Dataset rows describing interfaces:
============

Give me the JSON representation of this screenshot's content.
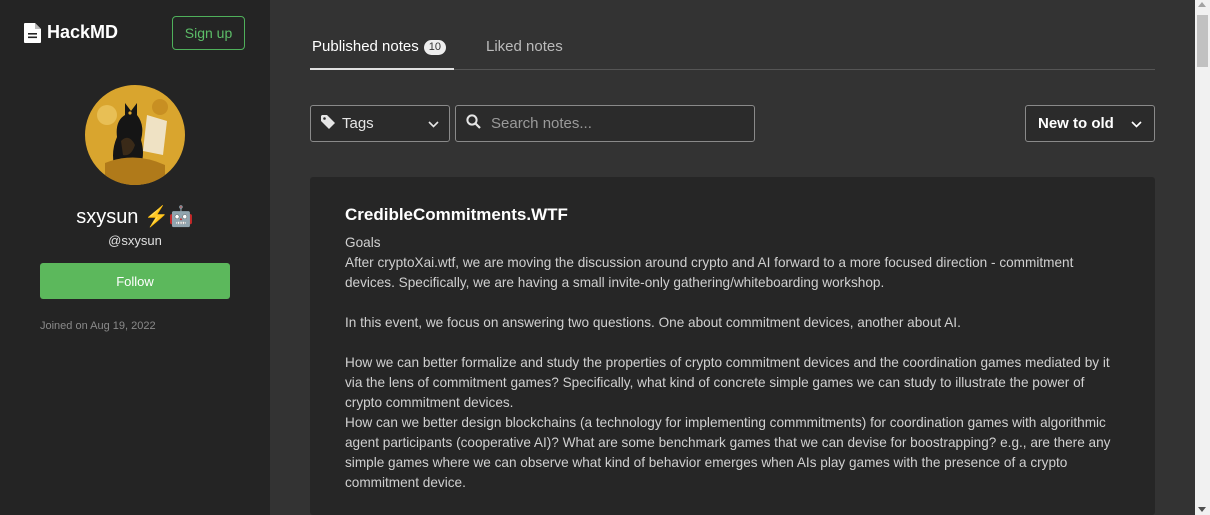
{
  "brand": {
    "name": "HackMD",
    "icon": "file-icon"
  },
  "header": {
    "signup_label": "Sign up"
  },
  "profile": {
    "name": "sxysun ⚡🤖",
    "handle": "@sxysun",
    "follow_label": "Follow",
    "joined": "Joined on Aug 19, 2022"
  },
  "tabs": [
    {
      "label": "Published notes",
      "count": "10",
      "active": true
    },
    {
      "label": "Liked notes",
      "active": false
    }
  ],
  "filters": {
    "tags_label": "Tags",
    "search_placeholder": "Search notes...",
    "sort_label": "New to old"
  },
  "note": {
    "title": "CredibleCommitments.WTF",
    "lines": [
      "Goals",
      "After cryptoXai.wtf, we are moving the discussion around crypto and AI forward to a more focused direction - commitment devices. Specifically, we are having a small invite-only gathering/whiteboarding workshop.",
      "",
      "In this event, we focus on answering two questions. One about commitment devices, another about AI.",
      "",
      "How we can better formalize and study the properties of crypto commitment devices and the coordination games mediated by it via the lens of commitment games? Specifically, what kind of concrete simple games we can study to illustrate the power of crypto commitment devices.",
      "How can we better design blockchains (a technology for implementing commmitments) for coordination games with algorithmic agent participants (cooperative AI)? What are some benchmark games that we can devise for boostrapping? e.g., are there any simple games where we can observe what kind of behavior emerges when AIs play games with the presence of a crypto commitment device."
    ]
  },
  "colors": {
    "accent_green": "#5cb85c",
    "sidebar_bg": "#242424",
    "main_bg": "#333333",
    "card_bg": "#262626"
  }
}
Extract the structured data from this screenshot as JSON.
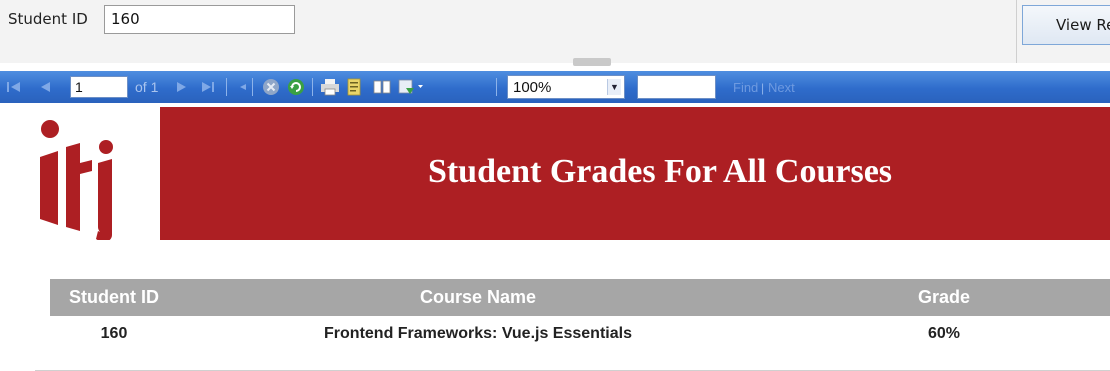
{
  "parameters": {
    "student_id_label": "Student ID",
    "student_id_value": "160",
    "view_report_label": "View Re"
  },
  "toolbar": {
    "page_number": "1",
    "of_text": "of 1",
    "zoom_value": "100%",
    "find_label": "Find",
    "find_separator": "|",
    "next_label": "Next",
    "icons": [
      "first-page",
      "previous-page",
      "next-page",
      "last-page",
      "back",
      "stop",
      "refresh",
      "print",
      "print-layout",
      "page-setup",
      "export",
      "zoom-dropdown"
    ]
  },
  "report": {
    "title": "Student Grades For All Courses",
    "brand_color": "#ad1f23",
    "table": {
      "headers": [
        "Student ID",
        "Course Name",
        "Grade"
      ],
      "rows": [
        [
          "160",
          "Frontend Frameworks: Vue.js Essentials",
          "60%"
        ]
      ]
    }
  }
}
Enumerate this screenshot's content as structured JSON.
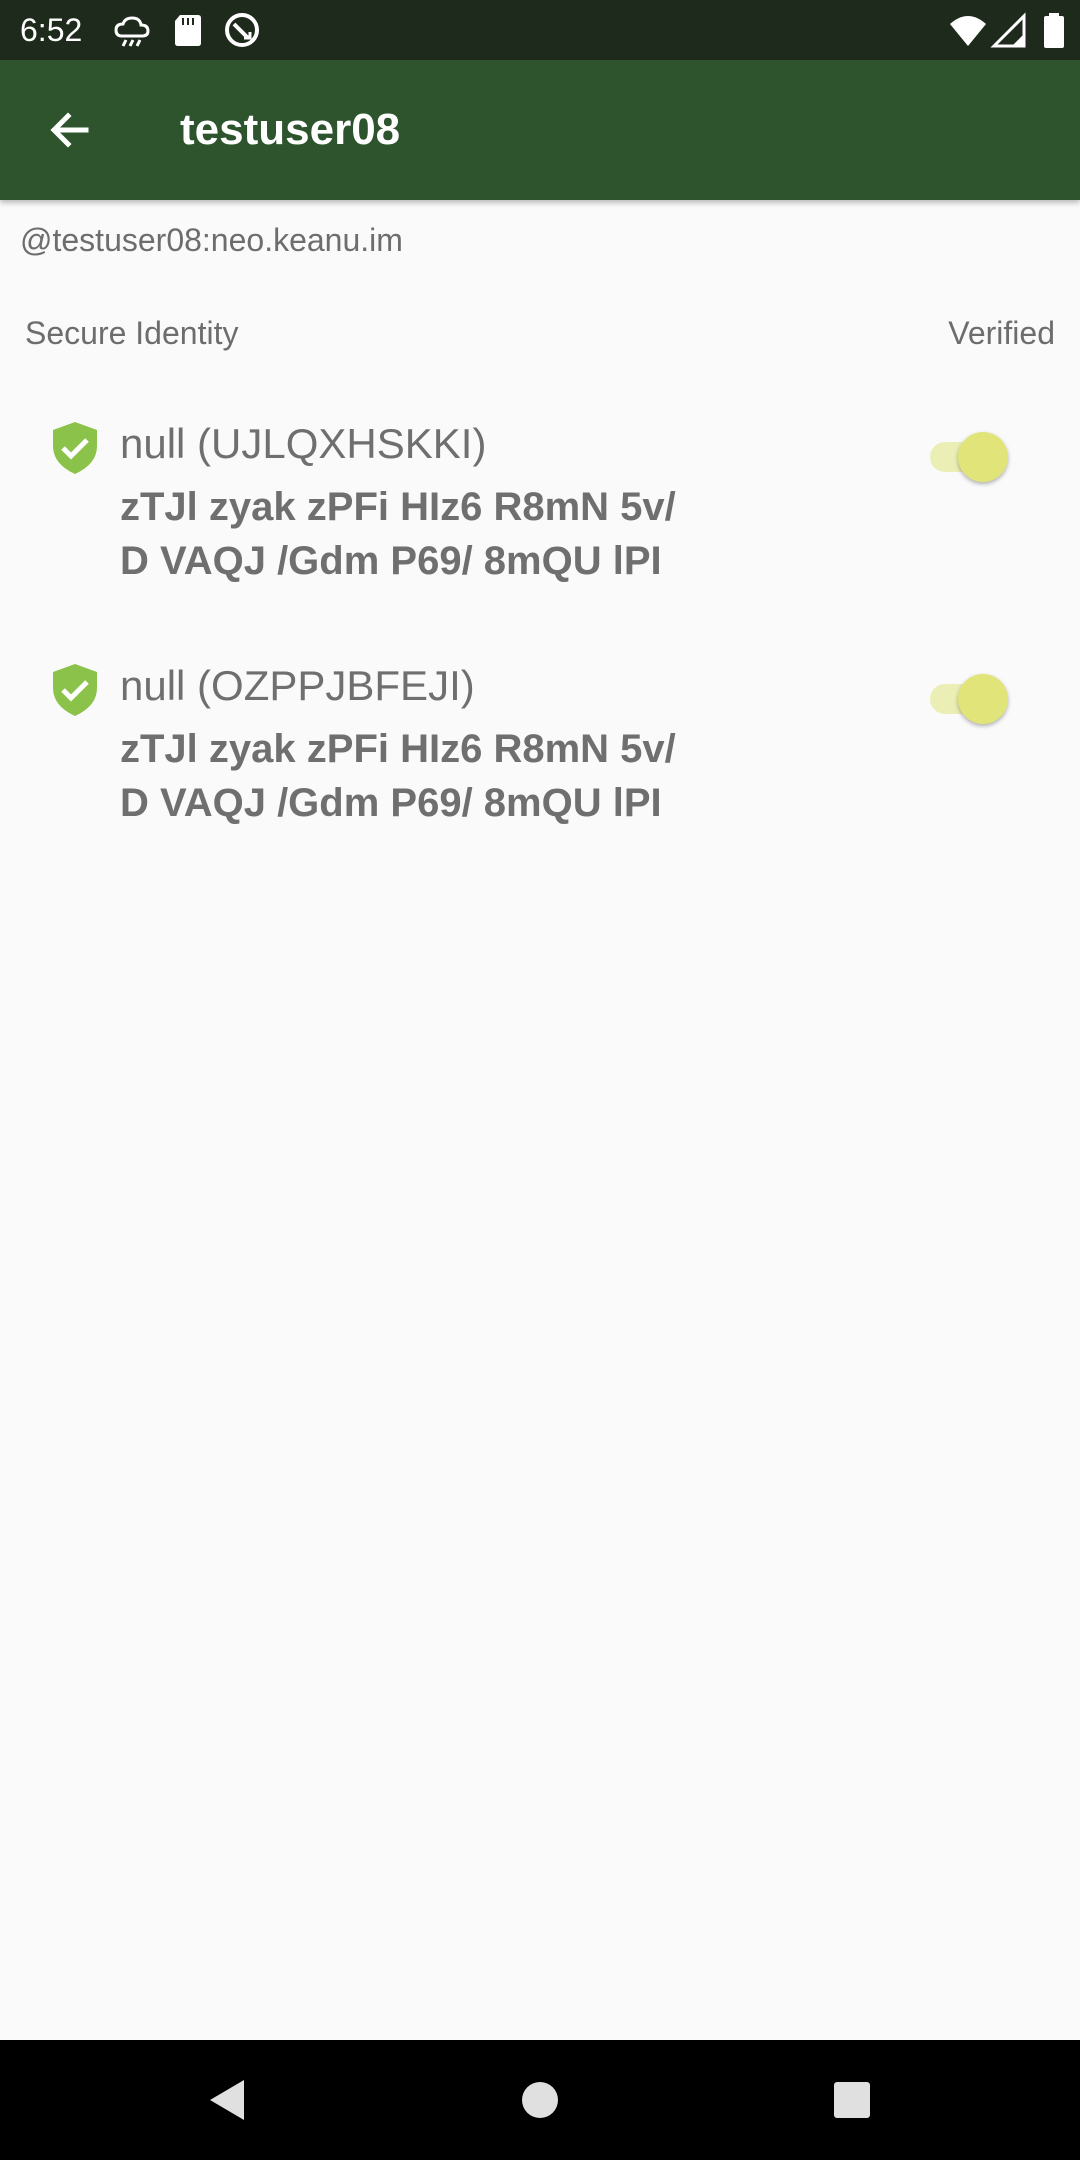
{
  "status_bar": {
    "time": "6:52",
    "left_icons": [
      "cloud-icon",
      "sd-card-icon",
      "sync-icon"
    ],
    "right_icons": [
      "wifi-icon",
      "signal-icon",
      "battery-icon"
    ]
  },
  "app_bar": {
    "title": "testuser08",
    "back_icon": "arrow-back-icon"
  },
  "user_id": "@testuser08:neo.keanu.im",
  "section": {
    "label": "Secure Identity",
    "right_label": "Verified"
  },
  "devices": [
    {
      "name": "null (UJLQXHSKKI)",
      "fingerprint_line1": "zTJl zyak zPFi HIz6 R8mN 5v/",
      "fingerprint_line2": "D VAQJ /Gdm P69/ 8mQU lPI",
      "verified": true
    },
    {
      "name": "null (OZPPJBFEJI)",
      "fingerprint_line1": "zTJl zyak zPFi HIz6 R8mN 5v/",
      "fingerprint_line2": "D VAQJ /Gdm P69/ 8mQU lPI",
      "verified": true
    }
  ],
  "colors": {
    "status_bar": "#1e2a1b",
    "app_bar": "#2d542c",
    "shield": "#8bc34a",
    "toggle_thumb": "#e1e579",
    "toggle_track": "#ecefb5"
  },
  "nav_bar": {
    "buttons": [
      "back-triangle-icon",
      "home-circle-icon",
      "recents-square-icon"
    ]
  }
}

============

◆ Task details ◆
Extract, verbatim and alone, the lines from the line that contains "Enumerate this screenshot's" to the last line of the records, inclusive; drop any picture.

◆ Answer ◆
Enumerate this screenshot's content as structured JSON.
{
  "status_bar": {
    "time": "6:52",
    "left_icons": [
      "cloud-icon",
      "sd-card-icon",
      "sync-icon"
    ],
    "right_icons": [
      "wifi-icon",
      "signal-icon",
      "battery-icon"
    ]
  },
  "app_bar": {
    "title": "testuser08",
    "back_icon": "arrow-back-icon"
  },
  "user_id": "@testuser08:neo.keanu.im",
  "section": {
    "label": "Secure Identity",
    "right_label": "Verified"
  },
  "devices": [
    {
      "name": "null (UJLQXHSKKI)",
      "fingerprint_line1": "zTJl zyak zPFi HIz6 R8mN 5v/",
      "fingerprint_line2": "D VAQJ /Gdm P69/ 8mQU lPI",
      "verified": true
    },
    {
      "name": "null (OZPPJBFEJI)",
      "fingerprint_line1": "zTJl zyak zPFi HIz6 R8mN 5v/",
      "fingerprint_line2": "D VAQJ /Gdm P69/ 8mQU lPI",
      "verified": true
    }
  ],
  "colors": {
    "status_bar": "#1e2a1b",
    "app_bar": "#2d542c",
    "shield": "#8bc34a",
    "toggle_thumb": "#e1e579",
    "toggle_track": "#ecefb5"
  },
  "nav_bar": {
    "buttons": [
      "back-triangle-icon",
      "home-circle-icon",
      "recents-square-icon"
    ]
  }
}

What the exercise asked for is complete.